Employers commonly compare and rely on the relative performance of employees in making many employment-related decisions, including promotion and termination decisions. Employee performance is a legitimate, non-discriminatory reason for making such decisions. When making performance-based employment decisions, it is important to review an employee’s evaluations and that they accurately reflect any performance deficiencies. A recent federal court decision provides a reminder of the importance of considering evaluations when making performance-based decisions and the danger of ignoring an employee’s positive evaluations and basing a performance-related decision on performance problems not reflected in them.

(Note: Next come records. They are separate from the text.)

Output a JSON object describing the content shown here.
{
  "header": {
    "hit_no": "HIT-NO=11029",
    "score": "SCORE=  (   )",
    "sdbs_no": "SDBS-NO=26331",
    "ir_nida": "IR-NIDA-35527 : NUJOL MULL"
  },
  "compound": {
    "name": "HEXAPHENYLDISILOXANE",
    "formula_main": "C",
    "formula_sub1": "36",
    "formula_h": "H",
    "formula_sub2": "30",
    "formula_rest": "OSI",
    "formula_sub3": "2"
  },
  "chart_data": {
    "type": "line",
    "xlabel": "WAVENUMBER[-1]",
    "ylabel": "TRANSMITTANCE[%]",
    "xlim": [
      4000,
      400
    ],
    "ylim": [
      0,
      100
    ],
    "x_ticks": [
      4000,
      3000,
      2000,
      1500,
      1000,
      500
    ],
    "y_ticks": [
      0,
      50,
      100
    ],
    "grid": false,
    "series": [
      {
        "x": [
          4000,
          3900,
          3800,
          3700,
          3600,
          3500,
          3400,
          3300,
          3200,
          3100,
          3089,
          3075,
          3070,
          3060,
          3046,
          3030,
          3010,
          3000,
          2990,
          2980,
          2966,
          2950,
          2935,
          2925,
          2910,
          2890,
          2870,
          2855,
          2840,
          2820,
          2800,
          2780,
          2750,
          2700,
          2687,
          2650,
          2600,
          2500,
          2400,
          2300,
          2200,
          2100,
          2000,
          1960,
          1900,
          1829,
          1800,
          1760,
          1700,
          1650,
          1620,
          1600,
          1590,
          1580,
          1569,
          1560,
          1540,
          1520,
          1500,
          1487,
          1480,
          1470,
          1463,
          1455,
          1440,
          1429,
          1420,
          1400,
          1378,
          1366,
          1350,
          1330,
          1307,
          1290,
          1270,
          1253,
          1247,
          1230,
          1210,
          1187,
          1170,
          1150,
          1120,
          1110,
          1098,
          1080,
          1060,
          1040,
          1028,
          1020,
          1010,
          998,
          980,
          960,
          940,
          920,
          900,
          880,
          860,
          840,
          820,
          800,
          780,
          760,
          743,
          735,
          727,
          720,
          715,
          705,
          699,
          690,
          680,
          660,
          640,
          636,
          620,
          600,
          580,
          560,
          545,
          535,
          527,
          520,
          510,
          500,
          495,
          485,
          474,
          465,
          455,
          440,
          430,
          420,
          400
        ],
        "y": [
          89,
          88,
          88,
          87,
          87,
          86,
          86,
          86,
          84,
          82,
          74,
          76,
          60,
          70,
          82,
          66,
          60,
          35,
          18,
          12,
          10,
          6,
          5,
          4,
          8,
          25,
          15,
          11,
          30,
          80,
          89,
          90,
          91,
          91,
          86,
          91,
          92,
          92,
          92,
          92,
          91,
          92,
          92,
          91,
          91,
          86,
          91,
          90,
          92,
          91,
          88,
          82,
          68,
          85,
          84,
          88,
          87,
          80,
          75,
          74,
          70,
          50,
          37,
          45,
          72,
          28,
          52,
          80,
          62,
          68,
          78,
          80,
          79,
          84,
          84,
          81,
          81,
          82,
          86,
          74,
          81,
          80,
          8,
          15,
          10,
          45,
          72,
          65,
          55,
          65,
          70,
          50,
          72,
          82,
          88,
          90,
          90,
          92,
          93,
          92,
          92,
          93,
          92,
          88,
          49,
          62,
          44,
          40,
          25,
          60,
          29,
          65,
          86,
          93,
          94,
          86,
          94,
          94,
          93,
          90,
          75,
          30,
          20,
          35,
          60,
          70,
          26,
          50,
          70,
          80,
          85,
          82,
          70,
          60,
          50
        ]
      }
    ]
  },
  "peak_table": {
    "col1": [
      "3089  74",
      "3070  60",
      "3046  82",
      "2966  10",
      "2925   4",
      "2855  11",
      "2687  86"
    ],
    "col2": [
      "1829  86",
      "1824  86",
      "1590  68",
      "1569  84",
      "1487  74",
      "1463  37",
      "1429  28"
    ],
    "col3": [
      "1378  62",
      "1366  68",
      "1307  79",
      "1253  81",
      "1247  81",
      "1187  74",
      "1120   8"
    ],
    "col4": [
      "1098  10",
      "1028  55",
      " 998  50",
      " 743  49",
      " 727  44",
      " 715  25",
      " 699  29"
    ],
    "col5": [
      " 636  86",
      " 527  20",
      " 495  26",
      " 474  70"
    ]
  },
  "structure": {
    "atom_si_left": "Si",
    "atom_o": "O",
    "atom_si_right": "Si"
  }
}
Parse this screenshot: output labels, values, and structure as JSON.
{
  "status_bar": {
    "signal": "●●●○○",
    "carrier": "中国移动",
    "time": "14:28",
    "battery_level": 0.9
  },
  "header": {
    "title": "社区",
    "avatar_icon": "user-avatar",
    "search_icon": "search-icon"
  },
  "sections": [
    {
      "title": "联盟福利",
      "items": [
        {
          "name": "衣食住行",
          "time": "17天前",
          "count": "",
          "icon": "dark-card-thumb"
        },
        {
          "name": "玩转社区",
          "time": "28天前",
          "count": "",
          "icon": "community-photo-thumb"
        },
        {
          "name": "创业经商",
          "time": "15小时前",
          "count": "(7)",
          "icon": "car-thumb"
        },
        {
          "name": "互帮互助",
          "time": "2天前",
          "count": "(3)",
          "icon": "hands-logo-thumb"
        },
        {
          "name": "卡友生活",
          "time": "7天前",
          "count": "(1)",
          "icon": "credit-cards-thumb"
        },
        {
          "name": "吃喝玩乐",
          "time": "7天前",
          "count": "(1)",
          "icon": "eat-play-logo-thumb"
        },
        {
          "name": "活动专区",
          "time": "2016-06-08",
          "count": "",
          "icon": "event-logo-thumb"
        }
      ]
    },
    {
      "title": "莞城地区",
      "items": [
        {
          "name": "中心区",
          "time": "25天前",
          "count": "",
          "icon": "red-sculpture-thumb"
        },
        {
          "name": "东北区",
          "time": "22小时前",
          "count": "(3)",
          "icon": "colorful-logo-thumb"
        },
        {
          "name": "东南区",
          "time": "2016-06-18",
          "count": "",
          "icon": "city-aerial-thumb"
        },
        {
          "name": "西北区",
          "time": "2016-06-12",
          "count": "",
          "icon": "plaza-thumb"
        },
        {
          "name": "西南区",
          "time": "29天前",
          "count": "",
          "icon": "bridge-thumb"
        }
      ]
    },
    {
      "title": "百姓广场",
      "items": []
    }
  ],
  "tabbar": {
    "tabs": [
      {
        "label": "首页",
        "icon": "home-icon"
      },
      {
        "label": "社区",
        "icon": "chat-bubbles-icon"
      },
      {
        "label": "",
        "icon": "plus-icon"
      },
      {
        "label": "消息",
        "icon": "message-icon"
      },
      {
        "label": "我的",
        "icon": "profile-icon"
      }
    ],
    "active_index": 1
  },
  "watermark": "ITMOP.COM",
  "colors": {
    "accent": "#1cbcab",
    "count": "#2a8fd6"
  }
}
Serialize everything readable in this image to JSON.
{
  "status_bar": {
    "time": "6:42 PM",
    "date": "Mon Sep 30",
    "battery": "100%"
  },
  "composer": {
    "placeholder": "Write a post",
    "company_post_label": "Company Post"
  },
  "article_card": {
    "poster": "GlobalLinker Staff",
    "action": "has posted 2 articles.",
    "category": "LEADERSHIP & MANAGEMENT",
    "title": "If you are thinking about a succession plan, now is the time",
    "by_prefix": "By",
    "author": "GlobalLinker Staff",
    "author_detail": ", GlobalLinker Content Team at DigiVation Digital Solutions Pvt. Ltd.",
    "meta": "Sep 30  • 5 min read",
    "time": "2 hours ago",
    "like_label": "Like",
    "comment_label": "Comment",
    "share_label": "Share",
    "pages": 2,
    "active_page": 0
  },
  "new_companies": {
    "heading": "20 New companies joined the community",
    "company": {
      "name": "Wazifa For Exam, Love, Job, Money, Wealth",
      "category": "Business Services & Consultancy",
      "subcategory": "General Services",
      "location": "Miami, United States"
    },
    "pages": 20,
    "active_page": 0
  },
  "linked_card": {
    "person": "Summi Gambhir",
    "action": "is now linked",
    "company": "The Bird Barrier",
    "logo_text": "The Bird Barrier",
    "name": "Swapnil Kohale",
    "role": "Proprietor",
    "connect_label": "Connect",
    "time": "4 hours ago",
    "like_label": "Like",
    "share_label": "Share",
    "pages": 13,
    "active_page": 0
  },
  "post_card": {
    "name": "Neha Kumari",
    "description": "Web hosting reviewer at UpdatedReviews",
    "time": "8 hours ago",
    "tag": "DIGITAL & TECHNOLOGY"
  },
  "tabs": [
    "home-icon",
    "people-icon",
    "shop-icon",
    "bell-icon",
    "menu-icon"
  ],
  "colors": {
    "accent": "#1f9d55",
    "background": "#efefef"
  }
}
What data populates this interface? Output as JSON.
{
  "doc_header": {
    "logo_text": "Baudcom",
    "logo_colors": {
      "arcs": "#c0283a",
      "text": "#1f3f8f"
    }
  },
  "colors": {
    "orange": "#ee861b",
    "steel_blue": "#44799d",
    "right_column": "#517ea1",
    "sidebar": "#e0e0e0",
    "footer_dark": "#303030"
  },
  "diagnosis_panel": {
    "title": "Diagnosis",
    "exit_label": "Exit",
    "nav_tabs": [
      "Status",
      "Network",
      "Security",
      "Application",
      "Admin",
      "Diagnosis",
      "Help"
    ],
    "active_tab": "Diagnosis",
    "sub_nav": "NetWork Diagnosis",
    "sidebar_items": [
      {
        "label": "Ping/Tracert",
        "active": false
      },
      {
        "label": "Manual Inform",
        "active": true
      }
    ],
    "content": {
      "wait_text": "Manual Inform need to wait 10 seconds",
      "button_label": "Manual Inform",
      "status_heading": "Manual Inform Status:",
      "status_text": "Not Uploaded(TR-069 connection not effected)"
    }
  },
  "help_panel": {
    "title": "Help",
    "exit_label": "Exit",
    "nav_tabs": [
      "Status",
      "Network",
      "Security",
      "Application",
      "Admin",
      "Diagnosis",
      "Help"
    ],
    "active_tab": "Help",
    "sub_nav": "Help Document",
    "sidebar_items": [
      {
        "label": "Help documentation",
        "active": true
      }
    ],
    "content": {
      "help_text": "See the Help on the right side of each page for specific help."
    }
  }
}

In the case of Chlystek v. Donovan, No. 11-11928, 2013 U.S. Dist. LEXIS 54444 (E.D. Mich. Apr. 16, 2013), the plaintiff was a 51-year-old employee of the Department of Housing and Urban Development (HUD) who was passed over for a promotion to the position of senior project manager in favor of a younger, less-experienced co-worker in his mid-20s. At the time he applied for the promotion, the plaintiff had worked for HUD for 16 years and had always received what the court described as “glowing” evaluations. He also had a college degree, an MBA, a certificate in housing and community development, and 13 years of experience as a project manager. The co-worker, who was selected for the senior project manager position, had worked for HUD for only two years immediately after graduating from college. When the plaintiff asked why he did not get the promotion, his supervisors gave him a variety of non-specific and changing explanations, of which included telling him that he was too “compassionate” while the selected co-worker was more “aggressive,” he had a “history of being argumentative,” and that he did not follow directives from supervisors. His supervisors also told him that the decision was based “on the basis of relative ability, knowledge and skills.”
After discovery was completed, HUD moved for summary judgment dismissing the employee’s case, which the court denied. In deciding to let the case go forward to a trial, the court found that the employee had presented sufficient evidence from which a jury could find that HUD’s explanation, that it promoted the co-worker instead of him because the co-worker was better qualified, was a pretext for age discrimination. In support of its decision, the court relied on the fact that not only were the descriptions of the plaintiff’s performance problems, that HUD relied in court, nowhere mentioned in his evaluations, but that in many cases, his evaluations rated him positive for the same attributes that HUD claimed in court were deficient. Because HUD’s claims made in court about the plaintiff’s performance were at odds with what HUD said about his performance in his evaluations, the court found that a jury could conclude that the reasons HUD proffered in court for its decision not to promote the plaintiff were merely after-the-fact justifications that were intended to mask age discrimination.
The court’s decision highlights the importance of employee evaluations in discrimination cases. To increase the likelihood that employee evaluations will help rather than hurt when defending a discrimination claim, employers should ensure that employee evaluations are completed objectively and accurately, and that performance-based employment decisions are appropriately documented. Supervisors should avoid giving positive or “glowing” evaluations just to avoid the discomfort of having to confront an underperforming employee. Evaluations should also be reviewed and revised as necessary so that they actually evaluate those traits that are important in evaluating job performance. Lastly, when defending a discrimination claim, employers should avoid relying on explanations that could be perceived as simply being after-the-fact justifications.